March 1, 2017
A lot of you, our campus partners, have asked for “the NIC’s position on system-wide actions” since several communities have recently resorted to various forms of blanket actions.
First and foremost—we agree student safety must be our top priority. We also agree we need to hold students accountable for not meeting our shared expectations.
As we talk about advancing communities, I think it’s important for everyone to understand the fundamental assumptions that guided the development of the NIC’s Vision for Fraternity Communities:
There is no silver bullet
If there was one solution to fix negative aspects of campus cultures, it would have been done by now. Complex problems require multiple strategies working in coordination over a sustained period to foster dramatic change.

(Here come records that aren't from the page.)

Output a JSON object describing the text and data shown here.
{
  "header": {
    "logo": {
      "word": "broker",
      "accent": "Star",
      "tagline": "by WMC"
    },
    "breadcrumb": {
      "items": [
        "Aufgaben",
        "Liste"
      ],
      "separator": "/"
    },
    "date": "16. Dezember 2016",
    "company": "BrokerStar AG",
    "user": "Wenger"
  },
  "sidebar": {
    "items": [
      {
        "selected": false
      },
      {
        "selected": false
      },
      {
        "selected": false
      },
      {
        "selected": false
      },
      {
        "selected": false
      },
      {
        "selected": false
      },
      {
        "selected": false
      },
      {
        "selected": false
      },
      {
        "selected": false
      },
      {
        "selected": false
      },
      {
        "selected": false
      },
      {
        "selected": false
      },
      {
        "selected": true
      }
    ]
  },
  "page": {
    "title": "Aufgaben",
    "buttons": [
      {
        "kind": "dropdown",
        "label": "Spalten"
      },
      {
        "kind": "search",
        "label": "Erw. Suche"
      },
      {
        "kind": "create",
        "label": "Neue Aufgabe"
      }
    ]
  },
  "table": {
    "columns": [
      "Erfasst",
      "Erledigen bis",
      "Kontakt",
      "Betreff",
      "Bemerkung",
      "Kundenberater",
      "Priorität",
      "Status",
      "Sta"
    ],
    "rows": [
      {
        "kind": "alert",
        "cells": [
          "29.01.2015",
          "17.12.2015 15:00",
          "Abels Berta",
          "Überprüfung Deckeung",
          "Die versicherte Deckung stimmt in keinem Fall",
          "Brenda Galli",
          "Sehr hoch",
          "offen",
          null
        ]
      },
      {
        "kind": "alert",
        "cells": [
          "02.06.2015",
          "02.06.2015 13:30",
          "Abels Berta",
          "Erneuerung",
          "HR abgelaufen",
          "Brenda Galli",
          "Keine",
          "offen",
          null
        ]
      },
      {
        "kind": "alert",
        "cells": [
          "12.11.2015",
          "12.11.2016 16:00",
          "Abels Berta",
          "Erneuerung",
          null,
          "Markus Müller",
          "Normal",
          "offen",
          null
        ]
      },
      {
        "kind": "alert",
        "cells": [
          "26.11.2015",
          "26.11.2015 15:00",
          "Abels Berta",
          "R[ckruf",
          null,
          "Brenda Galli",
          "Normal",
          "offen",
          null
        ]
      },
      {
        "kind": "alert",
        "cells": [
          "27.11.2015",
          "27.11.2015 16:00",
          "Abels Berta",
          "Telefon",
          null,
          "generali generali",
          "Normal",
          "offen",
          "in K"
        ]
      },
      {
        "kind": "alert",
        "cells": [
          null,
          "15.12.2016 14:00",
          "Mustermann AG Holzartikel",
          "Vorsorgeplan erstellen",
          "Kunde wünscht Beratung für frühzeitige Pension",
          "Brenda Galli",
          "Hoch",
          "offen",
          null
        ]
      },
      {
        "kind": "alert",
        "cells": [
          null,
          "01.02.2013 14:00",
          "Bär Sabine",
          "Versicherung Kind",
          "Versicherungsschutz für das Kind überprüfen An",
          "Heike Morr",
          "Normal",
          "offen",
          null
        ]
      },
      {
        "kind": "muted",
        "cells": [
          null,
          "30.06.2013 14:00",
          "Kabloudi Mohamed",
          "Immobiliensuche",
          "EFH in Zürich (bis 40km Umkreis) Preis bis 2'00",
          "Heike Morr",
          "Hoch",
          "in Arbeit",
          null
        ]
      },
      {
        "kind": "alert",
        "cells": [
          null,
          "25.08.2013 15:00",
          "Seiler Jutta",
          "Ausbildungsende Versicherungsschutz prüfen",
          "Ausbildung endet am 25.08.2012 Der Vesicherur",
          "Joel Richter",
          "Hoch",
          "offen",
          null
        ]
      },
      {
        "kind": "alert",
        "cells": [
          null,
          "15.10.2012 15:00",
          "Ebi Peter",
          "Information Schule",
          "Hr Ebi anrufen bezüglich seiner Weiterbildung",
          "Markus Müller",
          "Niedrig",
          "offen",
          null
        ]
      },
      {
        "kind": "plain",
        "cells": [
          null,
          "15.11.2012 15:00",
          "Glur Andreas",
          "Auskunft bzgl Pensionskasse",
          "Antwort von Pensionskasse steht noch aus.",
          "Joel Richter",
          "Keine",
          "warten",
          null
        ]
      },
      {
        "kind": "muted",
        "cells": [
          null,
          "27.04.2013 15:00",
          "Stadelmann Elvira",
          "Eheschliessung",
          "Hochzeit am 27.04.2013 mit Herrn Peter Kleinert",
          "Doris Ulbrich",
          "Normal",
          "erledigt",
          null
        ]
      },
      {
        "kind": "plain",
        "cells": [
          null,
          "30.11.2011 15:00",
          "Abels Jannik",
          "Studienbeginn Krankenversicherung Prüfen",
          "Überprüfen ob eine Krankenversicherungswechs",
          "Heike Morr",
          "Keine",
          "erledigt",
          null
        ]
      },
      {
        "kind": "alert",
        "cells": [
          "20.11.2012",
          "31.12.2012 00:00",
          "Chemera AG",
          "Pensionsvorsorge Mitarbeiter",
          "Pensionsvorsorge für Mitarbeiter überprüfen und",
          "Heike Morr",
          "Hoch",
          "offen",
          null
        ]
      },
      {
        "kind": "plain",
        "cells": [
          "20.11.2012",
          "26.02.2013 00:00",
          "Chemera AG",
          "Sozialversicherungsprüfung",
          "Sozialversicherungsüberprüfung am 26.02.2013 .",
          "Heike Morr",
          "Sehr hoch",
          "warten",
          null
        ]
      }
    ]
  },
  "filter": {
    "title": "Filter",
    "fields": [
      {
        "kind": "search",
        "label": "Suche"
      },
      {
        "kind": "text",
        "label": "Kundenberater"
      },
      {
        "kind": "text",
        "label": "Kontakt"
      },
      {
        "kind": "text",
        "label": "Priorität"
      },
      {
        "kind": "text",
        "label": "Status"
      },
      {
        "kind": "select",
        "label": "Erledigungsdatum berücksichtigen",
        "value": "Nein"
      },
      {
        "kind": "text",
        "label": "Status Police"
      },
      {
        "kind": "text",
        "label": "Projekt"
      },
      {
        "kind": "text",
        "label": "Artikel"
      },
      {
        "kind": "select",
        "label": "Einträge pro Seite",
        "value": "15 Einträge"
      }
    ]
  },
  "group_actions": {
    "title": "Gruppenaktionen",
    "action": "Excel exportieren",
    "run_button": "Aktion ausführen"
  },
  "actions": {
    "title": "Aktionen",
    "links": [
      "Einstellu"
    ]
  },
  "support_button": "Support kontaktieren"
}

Collaboration fosters commitment:
A top-down strategy of issuing a bunch of new policies without buy-in isn’t going to move the needle. Engaging stakeholders in solutions that impact their lives fosters the commitment required for authentic change.
Global strategy, local tactics
Each campus requires customized solutions that align with the industry’s direction and its unique environment.
One block at a time
Campus cultural change will not happen overnight. Each campus needs an intentional, phased approach that moves its local culture in a positive direction.
So, here is why the NIC opposes blanket community actions:
- It disincentivizes following the rules and taking care of each other, since responsible students are treated just like their peers causing problems.
- It undermines efforts for students to self-report problems since doing so will negatively affect a broad group of students not related to the misconduct.
- It advances the narrative among students and alumni that “the school is out to get rid of fraternities.” We know that’s not true, but it is hard to counter it when the community’s activities are shut down over the actions of a few.
- It erodes trust between campus partners and students, alumni and inter/national organizations, because these actions come off as unilateral, lacking basic principles of due process.
- Too much energy is wasted dealing with the predictable media over-reaction, trying to figure out who did what, and rebuilding strained relationships among those unfairly and negatively impacted by system-wide action.
- We need to focus on proactively building healthy communities where students effectively govern themselves, establishing and practicing leadership prior to a crisis. Educational and compliance requirements often put in place during a blanket action should be consistently applied well before any incident.
I also understand the reality that doing nothing when a tragedy has occurred or a pattern of problems has emerged isn’t a good option either. The NIC will continue to work with interfraternal partners and the Association of Fraternity/Sorority Advisors (AFA) in the coming months to finalize industry guidelines for all parties should collective response be necessary.
With that in mind, here are some recommended steps for a campus should community-wide action need to be taken:
- If an incident happens, engage the Council leadership immediately to help them understand the gravity of the situation. Challenge them to take ownership, so they feel empowered—not forced—to make change. The rest of the community will respond better to change led by its elected peers.
- Engage the fraternity’s HQ and alumni right away. Yes, they may not be on the same page with you immediately, but trust me, collaborating with them from the start is worth the investment in the long-run. And if the HQ doesn’t call you back, let us know, as responsiveness is an NIC Standard adopted as a part of NIC 2.0.
- Call the NIC team. We are uniquely positioned to garner support from inter/national organization partners in your time of need. Our members are invested in your community’s health and want to do as much as they can to support it.
- If these steps don’t work, keep any blanket action imposed by the administration to a very limited time, and focus on resetting and/or clarifying expectations with student and alumni leaders. This should be done within a 10-day period to minimize unintended negative consequences outlined above. If students continue to not meet expectations following this period, hold them accountable and share the outcome in a public manner to further deter bad behavior. Better yet, involve students in the accountability process so they take ownership in the community’s standards!
I know that often blanket actions are being demanded by senior-level administrators even though you might be advocating for another solution. Here are some suggestions on how to handle this dynamic:
- Engage them in the proactive development of the community before the incident happens. They will be far more likely to trust your judgement and believe that student and alumni leaders are truly invested in moving the community forward.
- Establish response protocols before the incident. Make sure everyone up and down the chain of command understands how these stressful situations will be handled should something happen. Run practice drills with your staff, student and alumni leaders, so they are prepared should a crisis happen.
- If the first two don’t work, ask for them to speak with one of our team members. We will advocate for you by providing context for how other campus partners have handled similar situations by empowering, not disenfranchising, student and alumni leaders.
We remain committed to supporting your community. Your students are our members, and we all want to provide them a healthy, safe and positive fraternal experience. We know advancing communities takes strong partnerships, and we stand ready to assist you.
Please let me know if you have any questions, comments or concerns.
Judson A. Horras
NIC President & CEO